If nothing else, Chvrches manages to stand out in an increasingly crowded new synth-pop genre by managing to string together six consonants in a row and still make the name pronounceable.
It was partly a matter of design, according to singer Lauren Mayberry, who says a friend created a stage-setting logo.
“We were just trying to figure out domain names and we figured she already made this great logo that had a Roman U in it which was like a V, so if we stylized it, then it would be interesting aesthetically and also it would come up on search engines, which is an important thing for an unsigned band, really.”
Chvrches formed in Glasgow, Scotland, in 2011 with Iain Cook (synthesizers, guitar, bass, vocals) coming from the bands Aerogramme and The Unwinding Hours, Martin Doherty (synthesizers, samplers, vocals) from The Twilight Sad and Ms. Mayberry, an aspiring journalist, stemming from the local bands Boyfriend/Girlfriend and Blue Sky Archives.
The trio obviously settled on a swirly synth-based sound, bottomed with programmed beats and topped with her gorgeous siren vocals.
“When we were writing, initially, we didn’t write on guitars as we had in previous bands,” she says. “Iain had been buying a lot of vintage analog synths just as collector’s items and he was going to use them for his own work. And we started writing on that primarily and that is kind of how the sound grew, from that starting point.”
Chvrches created a buzz in late 2012 with the sweet, soaring single “The Mother We Share,” building anticipation for a debut album, “The Bones of What You Believe,” that didn’t arrive until September 2013. It naturally drew comparisons to such ’80s synth bands as Depeche Mode, New Order and Orchestral Manoeuvres in the Dark.
“Yeah, I think things like Depeche Mode and Talking Heads and The Cure are a big influence on us as individuals and on this band,” she says. “I think it’s important for us to not just be a purely nostalgic retro band. I think you can take influence from a lot of different places, but we have to write about things that are interesting to us and we try and use as many modern production techniques as we can, and I think hopefully it’s come out as idiosyncratic rather than a pastiche of older bands.”
The challenge for Chvrches on the road is turning an electronic studio sound into something that’s exciting live, not to mention one that functions smoothly night after night.
“I think there is a tendency in some modern electronic music to press play on a laptop and have amazing visuals, and that’s great and those shows are still great to go to,” Ms. Mayberry says. “But I think for us, the background we come from is live music. So playing as much as you possibly can live was really important. But it was tricky initially figuring out how we can harness all that technology and make it still work live. So after a lot of Googling and a lot of soldering and lying on the floor whilst attaching a lot of cables to different things, we figured out how to do it. And we have a backline guy who’s really amazing and knows loads and loads about MIDI, which always helps if things go wrong. But flying a lot of vintage synths around the world is a terrible idea, but we’ve never found software since that can compare in the live format, so, yeah, we just have to get a lot of repairs done a lot of the time.”

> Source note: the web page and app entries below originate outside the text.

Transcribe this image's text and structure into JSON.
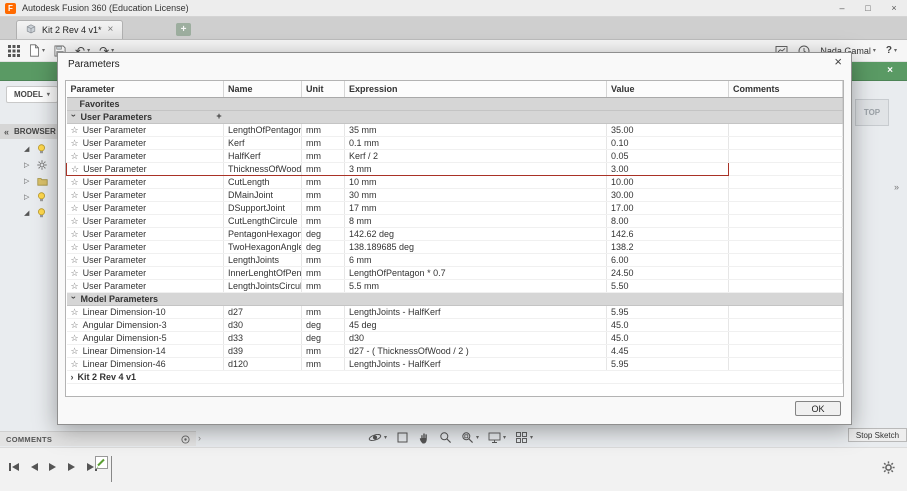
{
  "titlebar": {
    "app_title": "Autodesk Fusion 360 (Education License)"
  },
  "icons": {
    "minimize": "–",
    "maximize": "□",
    "close": "×",
    "plus": "+",
    "caret_down": "▾",
    "chevron_right": "›",
    "star": "☆",
    "undo": "↶",
    "redo": "↷",
    "collapse": "«",
    "expand_right": "»",
    "tree_open": "◢",
    "tree_closed": "▷",
    "help": "?"
  },
  "tab_bar": {
    "active_tab": "Kit 2 Rev 4 v1*"
  },
  "toolbar": {
    "user_name": "Nada Gamal"
  },
  "workspace": {
    "mode_label": "MODEL"
  },
  "browser": {
    "label": "BROWSER"
  },
  "viewcube": {
    "top_label": "TOP"
  },
  "comments_panel": {
    "label": "COMMENTS"
  },
  "sketch": {
    "stop_button": "Stop Sketch"
  },
  "dialog": {
    "title": "Parameters",
    "ok_label": "OK",
    "columns": [
      "Parameter",
      "Name",
      "Unit",
      "Expression",
      "Value",
      "Comments"
    ],
    "rows": [
      {
        "type": "section",
        "label": "Favorites"
      },
      {
        "type": "group",
        "label": "User Parameters",
        "add_button": true
      },
      {
        "type": "param",
        "param": "User Parameter",
        "name": "LengthOfPentagon",
        "unit": "mm",
        "expression": "35 mm",
        "value": "35.00",
        "comment": ""
      },
      {
        "type": "param",
        "param": "User Parameter",
        "name": "Kerf",
        "unit": "mm",
        "expression": "0.1 mm",
        "value": "0.10",
        "comment": ""
      },
      {
        "type": "param",
        "param": "User Parameter",
        "name": "HalfKerf",
        "unit": "mm",
        "expression": "Kerf / 2",
        "value": "0.05",
        "comment": ""
      },
      {
        "type": "param",
        "param": "User Parameter",
        "name": "ThicknessOfWood",
        "unit": "mm",
        "expression": "3 mm",
        "value": "3.00",
        "comment": "",
        "highlight": true
      },
      {
        "type": "param",
        "param": "User Parameter",
        "name": "CutLength",
        "unit": "mm",
        "expression": "10 mm",
        "value": "10.00",
        "comment": ""
      },
      {
        "type": "param",
        "param": "User Parameter",
        "name": "DMainJoint",
        "unit": "mm",
        "expression": "30 mm",
        "value": "30.00",
        "comment": ""
      },
      {
        "type": "param",
        "param": "User Parameter",
        "name": "DSupportJoint",
        "unit": "mm",
        "expression": "17 mm",
        "value": "17.00",
        "comment": ""
      },
      {
        "type": "param",
        "param": "User Parameter",
        "name": "CutLengthCircule",
        "unit": "mm",
        "expression": "8 mm",
        "value": "8.00",
        "comment": ""
      },
      {
        "type": "param",
        "param": "User Parameter",
        "name": "PentagonHexagon...",
        "unit": "deg",
        "expression": "142.62 deg",
        "value": "142.6",
        "comment": ""
      },
      {
        "type": "param",
        "param": "User Parameter",
        "name": "TwoHexagonAngle",
        "unit": "deg",
        "expression": "138.189685 deg",
        "value": "138.2",
        "comment": ""
      },
      {
        "type": "param",
        "param": "User Parameter",
        "name": "LengthJoints",
        "unit": "mm",
        "expression": "6 mm",
        "value": "6.00",
        "comment": ""
      },
      {
        "type": "param",
        "param": "User Parameter",
        "name": "InnerLenghtOfPent...",
        "unit": "mm",
        "expression": "LengthOfPentagon * 0.7",
        "value": "24.50",
        "comment": ""
      },
      {
        "type": "param",
        "param": "User Parameter",
        "name": "LengthJointsCircule",
        "unit": "mm",
        "expression": "5.5 mm",
        "value": "5.50",
        "comment": ""
      },
      {
        "type": "group",
        "label": "Model Parameters"
      },
      {
        "type": "param",
        "param": "Linear Dimension-10",
        "name": "d27",
        "unit": "mm",
        "expression": "LengthJoints - HalfKerf",
        "value": "5.95",
        "comment": ""
      },
      {
        "type": "param",
        "param": "Angular Dimension-3",
        "name": "d30",
        "unit": "deg",
        "expression": "45 deg",
        "value": "45.0",
        "comment": ""
      },
      {
        "type": "param",
        "param": "Angular Dimension-5",
        "name": "d33",
        "unit": "deg",
        "expression": "d30",
        "value": "45.0",
        "comment": ""
      },
      {
        "type": "param",
        "param": "Linear Dimension-14",
        "name": "d39",
        "unit": "mm",
        "expression": "d27 - ( ThicknessOfWood / 2 )",
        "value": "4.45",
        "comment": ""
      },
      {
        "type": "param",
        "param": "Linear Dimension-46",
        "name": "d120",
        "unit": "mm",
        "expression": "LengthJoints - HalfKerf",
        "value": "5.95",
        "comment": ""
      },
      {
        "type": "collapsed",
        "label": "Kit 2 Rev 4 v1"
      }
    ]
  }
}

Chvrches had an auspicious launch to its first major U.S. tour with a prominent showcase at the Coachella festival in April that went out to the world via the Web.
“Coachella for us was a really big deal because it’s one of those festivals you’ve heard about for so many years and you’ve watched it on the Internet and it’s just not somewhere you think you’ll ever get to go. So the fact that we got to play there,” she says, “and got such a big crowd was incredible for us, and yeah, I think we’ve played a lot of different places and a lot of different festivals and it’s really cool to get to experience all those things you normally wouldn’t, so, yeah, we’re really lucky.”

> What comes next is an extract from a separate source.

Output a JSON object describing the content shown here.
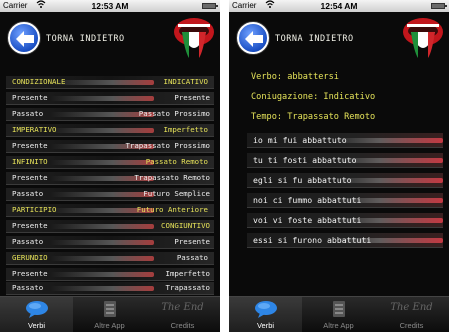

Chvrches has been blessed with positive reviews for both the record and the shows, but Ms. Mayberry, who has a master’s in journalism and has done some music writing, tries not to read too much into it.
“For personal reasons, I try not to look at that, because I don’t think having a constant stream of other people’s opinions in your life is a great thing. But I respect it as a craft, and it’s great that people want to write about us, but just because you studied journalism or worked as a journalist doesn’t mean that you’re immune to responding to those things. If you get a great review, then that’s nice, but it’s not helpful to you, because it’s just going to take your eye off the ball. And if you read a bad review, then it’s just going to make you feel [bad]. In the end, it’s one person’s opinion and not gospel.”
Scott Mervis: firstname.lastname@example.org; 412-263-2576; Twitter: @scottmervis_pg